▶ _ACTION ITEM_: Sort through the listing below and keep each line with the word "this". Copy those.

WORKING DATA START

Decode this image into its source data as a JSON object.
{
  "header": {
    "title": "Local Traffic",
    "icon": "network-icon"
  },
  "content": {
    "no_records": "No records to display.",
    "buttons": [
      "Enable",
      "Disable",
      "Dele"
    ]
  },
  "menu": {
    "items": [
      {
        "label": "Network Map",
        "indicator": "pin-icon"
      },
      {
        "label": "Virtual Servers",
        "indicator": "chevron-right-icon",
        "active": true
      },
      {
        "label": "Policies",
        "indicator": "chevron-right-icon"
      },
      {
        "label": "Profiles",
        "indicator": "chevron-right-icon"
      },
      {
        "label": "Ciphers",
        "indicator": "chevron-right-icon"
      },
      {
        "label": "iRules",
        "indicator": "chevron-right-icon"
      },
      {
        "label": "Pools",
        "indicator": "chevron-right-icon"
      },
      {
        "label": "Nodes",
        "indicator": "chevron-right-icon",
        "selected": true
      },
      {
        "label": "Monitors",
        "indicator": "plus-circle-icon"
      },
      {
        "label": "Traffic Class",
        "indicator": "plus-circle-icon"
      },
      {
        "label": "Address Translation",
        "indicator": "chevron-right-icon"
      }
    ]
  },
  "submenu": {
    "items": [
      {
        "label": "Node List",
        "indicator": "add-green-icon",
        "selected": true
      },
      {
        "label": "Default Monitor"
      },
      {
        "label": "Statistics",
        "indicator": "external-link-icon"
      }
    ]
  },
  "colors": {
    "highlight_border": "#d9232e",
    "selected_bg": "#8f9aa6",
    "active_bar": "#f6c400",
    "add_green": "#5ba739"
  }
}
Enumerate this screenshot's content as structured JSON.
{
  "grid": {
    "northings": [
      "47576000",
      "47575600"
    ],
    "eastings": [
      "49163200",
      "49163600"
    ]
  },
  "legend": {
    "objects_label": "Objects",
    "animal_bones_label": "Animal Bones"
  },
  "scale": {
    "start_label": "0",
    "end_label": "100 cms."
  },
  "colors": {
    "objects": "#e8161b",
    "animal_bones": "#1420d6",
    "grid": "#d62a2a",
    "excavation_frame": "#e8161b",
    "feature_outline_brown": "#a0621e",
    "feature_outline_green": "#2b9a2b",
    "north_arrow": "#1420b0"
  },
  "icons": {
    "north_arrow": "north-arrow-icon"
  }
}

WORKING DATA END

▶ _RESPONSE TO THE TASK_:
Decode this image into its source data as a JSON object.
Enumerate this screenshot's content as structured JSON.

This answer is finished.